++++ SOURCE DATA ++++
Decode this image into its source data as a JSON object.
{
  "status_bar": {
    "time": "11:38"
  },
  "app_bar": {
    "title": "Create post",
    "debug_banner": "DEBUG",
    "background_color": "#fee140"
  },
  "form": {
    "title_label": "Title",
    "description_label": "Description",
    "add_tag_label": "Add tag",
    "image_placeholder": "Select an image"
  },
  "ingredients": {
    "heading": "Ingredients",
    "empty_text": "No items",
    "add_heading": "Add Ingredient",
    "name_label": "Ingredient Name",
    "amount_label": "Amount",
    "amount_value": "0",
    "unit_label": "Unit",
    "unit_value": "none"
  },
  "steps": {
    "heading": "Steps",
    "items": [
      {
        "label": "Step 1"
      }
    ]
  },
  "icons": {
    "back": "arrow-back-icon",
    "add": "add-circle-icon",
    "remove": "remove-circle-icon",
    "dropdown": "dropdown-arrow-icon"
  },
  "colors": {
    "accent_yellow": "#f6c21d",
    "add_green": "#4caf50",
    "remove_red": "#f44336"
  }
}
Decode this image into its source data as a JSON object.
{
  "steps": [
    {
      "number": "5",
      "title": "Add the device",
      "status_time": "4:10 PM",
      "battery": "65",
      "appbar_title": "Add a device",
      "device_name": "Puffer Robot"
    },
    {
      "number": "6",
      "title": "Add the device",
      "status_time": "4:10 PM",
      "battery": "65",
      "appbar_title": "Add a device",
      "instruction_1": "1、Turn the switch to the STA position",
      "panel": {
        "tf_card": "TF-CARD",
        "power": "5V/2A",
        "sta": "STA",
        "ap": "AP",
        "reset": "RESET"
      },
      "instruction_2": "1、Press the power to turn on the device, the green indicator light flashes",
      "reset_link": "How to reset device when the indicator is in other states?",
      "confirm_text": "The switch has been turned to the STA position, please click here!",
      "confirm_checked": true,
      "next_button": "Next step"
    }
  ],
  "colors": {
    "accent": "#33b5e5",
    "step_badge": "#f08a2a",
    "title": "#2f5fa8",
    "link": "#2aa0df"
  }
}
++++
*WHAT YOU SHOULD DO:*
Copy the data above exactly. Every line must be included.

*ANSWER BOX:*
Decode this image into its source data as a JSON object.
{
  "status_bar": {
    "time": "11:38"
  },
  "app_bar": {
    "title": "Create post",
    "debug_banner": "DEBUG",
    "background_color": "#fee140"
  },
  "form": {
    "title_label": "Title",
    "description_label": "Description",
    "add_tag_label": "Add tag",
    "image_placeholder": "Select an image"
  },
  "ingredients": {
    "heading": "Ingredients",
    "empty_text": "No items",
    "add_heading": "Add Ingredient",
    "name_label": "Ingredient Name",
    "amount_label": "Amount",
    "amount_value": "0",
    "unit_label": "Unit",
    "unit_value": "none"
  },
  "steps": {
    "heading": "Steps",
    "items": [
      {
        "label": "Step 1"
      }
    ]
  },
  "icons": {
    "back": "arrow-back-icon",
    "add": "add-circle-icon",
    "remove": "remove-circle-icon",
    "dropdown": "dropdown-arrow-icon"
  },
  "colors": {
    "accent_yellow": "#f6c21d",
    "add_green": "#4caf50",
    "remove_red": "#f44336"
  }
}
Decode this image into its source data as a JSON object.
{
  "steps": [
    {
      "number": "5",
      "title": "Add the device",
      "status_time": "4:10 PM",
      "battery": "65",
      "appbar_title": "Add a device",
      "device_name": "Puffer Robot"
    },
    {
      "number": "6",
      "title": "Add the device",
      "status_time": "4:10 PM",
      "battery": "65",
      "appbar_title": "Add a device",
      "instruction_1": "1、Turn the switch to the STA position",
      "panel": {
        "tf_card": "TF-CARD",
        "power": "5V/2A",
        "sta": "STA",
        "ap": "AP",
        "reset": "RESET"
      },
      "instruction_2": "1、Press the power to turn on the device, the green indicator light flashes",
      "reset_link": "How to reset device when the indicator is in other states?",
      "confirm_text": "The switch has been turned to the STA position, please click here!",
      "confirm_checked": true,
      "next_button": "Next step"
    }
  ],
  "colors": {
    "accent": "#33b5e5",
    "step_badge": "#f08a2a",
    "title": "#2f5fa8",
    "link": "#2aa0df"
  }
}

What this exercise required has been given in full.